Patrick McMahon, president of Local 85, Amalgamated Transit Union, said in a letter this week that the union disagrees with a proposal to stretch the funding provided by Gov. Ed Rendell over a longer period. That presumably would give the Legislature and the incoming governor, Tom Corbett, more time to find a permanent solution to chronic transit funding problems.
Stretching the funding would require service cuts, but smaller than the record-breaking 35 percent reduction that was planned for March 13 before Mr. Rendell stepped in.
"The governor's intention was to prevent cuts in transit services in 2011, giving the new governor and Legislature six months to act on a transit funding formula that fairly and adequately provides for public transit at current levels," Mr. McMahon said in a letter to Allegheny County Executive Dan Onorato.
"We believe our fight is now. ... Do not impose further pain on transit riders and commuters by misusing the funding the governor has delivered," he wrote.
Port Authority officials denied an allegation by a union spokesman that the board decided during a private conference call to cut service by 15 percent in March and close the Harmar bus garage.
AFL-CIO spokesman Marty Marks said such a call appeared to violate the state's open meetings law. "It's not fair to take the public out of the process," he said.
Authority spokesman Jim Ritchie said there was a conference call on Dec. 8 to brief board members about the options for using the emergency funding. "There was no deliberation on [the board's] part and there was certainly no vote," he said.
"We haven't had that conversation yet," board Chairman Jack Brooks said. He said the board likely will hold a special meeting in early January to decide on a course of action.
The board voted last month to raise fares on Jan. 1 and cut service in March by 35 percent, eliminating 47 routes and more than 500 jobs, to fill a projected $47 million deficit in its 2010-11 budget.
Mr. Rendell on Dec. 2 announced that he had found $45 million that was unspent on other projects and could be used to balance the authority's budget through June 30 without service cuts.

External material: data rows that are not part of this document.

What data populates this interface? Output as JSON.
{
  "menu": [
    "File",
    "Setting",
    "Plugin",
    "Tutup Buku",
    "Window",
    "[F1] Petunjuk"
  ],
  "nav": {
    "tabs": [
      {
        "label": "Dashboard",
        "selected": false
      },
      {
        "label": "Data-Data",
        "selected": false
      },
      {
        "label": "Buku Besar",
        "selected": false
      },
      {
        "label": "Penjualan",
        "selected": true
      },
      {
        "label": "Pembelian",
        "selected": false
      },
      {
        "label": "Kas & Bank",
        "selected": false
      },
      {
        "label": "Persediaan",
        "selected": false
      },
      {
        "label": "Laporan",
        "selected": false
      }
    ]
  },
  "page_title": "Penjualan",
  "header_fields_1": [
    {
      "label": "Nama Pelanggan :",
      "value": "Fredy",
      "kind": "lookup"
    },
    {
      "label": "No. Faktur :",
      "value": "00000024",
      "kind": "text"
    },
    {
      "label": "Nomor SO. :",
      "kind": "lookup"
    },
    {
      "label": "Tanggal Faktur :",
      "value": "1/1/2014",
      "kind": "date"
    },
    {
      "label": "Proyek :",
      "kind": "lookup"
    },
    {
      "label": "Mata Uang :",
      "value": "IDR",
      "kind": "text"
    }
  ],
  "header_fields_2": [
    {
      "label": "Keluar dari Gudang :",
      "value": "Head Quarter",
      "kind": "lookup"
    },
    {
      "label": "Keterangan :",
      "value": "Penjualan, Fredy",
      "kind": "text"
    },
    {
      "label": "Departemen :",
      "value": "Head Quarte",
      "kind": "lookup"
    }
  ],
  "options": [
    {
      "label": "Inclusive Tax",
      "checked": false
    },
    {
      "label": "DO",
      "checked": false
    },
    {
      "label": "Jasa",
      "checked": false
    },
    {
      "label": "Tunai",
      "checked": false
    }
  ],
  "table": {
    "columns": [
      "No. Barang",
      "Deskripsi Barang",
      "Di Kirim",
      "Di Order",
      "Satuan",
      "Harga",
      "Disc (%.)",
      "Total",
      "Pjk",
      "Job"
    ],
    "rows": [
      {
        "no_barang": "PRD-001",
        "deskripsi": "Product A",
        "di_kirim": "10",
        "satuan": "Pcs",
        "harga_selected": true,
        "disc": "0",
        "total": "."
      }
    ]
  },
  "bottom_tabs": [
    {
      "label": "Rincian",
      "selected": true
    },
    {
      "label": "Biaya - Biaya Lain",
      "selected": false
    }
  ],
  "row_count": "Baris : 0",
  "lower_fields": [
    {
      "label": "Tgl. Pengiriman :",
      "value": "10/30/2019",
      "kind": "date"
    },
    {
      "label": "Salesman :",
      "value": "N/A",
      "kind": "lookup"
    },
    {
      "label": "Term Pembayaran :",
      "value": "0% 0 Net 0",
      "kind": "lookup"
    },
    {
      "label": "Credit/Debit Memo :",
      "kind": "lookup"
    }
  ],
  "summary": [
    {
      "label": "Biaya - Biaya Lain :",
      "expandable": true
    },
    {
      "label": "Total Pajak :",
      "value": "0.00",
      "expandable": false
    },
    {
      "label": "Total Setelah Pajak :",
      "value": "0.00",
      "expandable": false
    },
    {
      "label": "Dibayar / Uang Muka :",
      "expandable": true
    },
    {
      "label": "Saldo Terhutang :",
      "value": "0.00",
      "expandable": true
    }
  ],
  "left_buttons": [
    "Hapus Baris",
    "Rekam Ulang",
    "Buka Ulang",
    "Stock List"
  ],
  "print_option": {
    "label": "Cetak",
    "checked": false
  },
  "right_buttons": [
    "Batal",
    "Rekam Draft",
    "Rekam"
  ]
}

The goal was to give Mr. Corbett and the Legislature time to address the larger issue of a statewide transportation funding shortfall caused by the Federal Highway Administration's rejection of the state's plan to toll Interstate 80.
The decision reduced the funding available for highways, bridges and transit from $922.5 million for fiscal 2010-11 to $450 million.
With the state facing a multibillion-dollar budget deficit of its own, some viewed the prospects for action on transportation funding by June to be remote.
Mr. Onorato floated the idea of stretching Mr. Rendell's emergency funding over 18 months, giving the new governor and Legislature an additional year to act. He did so just before a crucial vote of the Southwestern Pennsylvania Commission, a regional planning agency, on whether to accept the money.
The funding was approved in a 27-22 vote.
"We respectfully disagree with your assertion the incoming Legislature needs eighteen months to solve transit funding inequities," Mr. McMahon wrote to Mr. Onorato.
"More than three-quarters of legislators are returning to serve another term. These issues are not new to them, and our new governor has been a statewide elected official for eight years, surely enough time to have become well-acquainted with high-profile, critical state issues affecting millions of our citizens."
"We agree with Local 85 that this isn't an ideal solution," Mr. Ritchie said. "What's needed, obviously, is a permanent solution to the statewide transportation funding crisis."
First Published December 23, 2010 12:00 am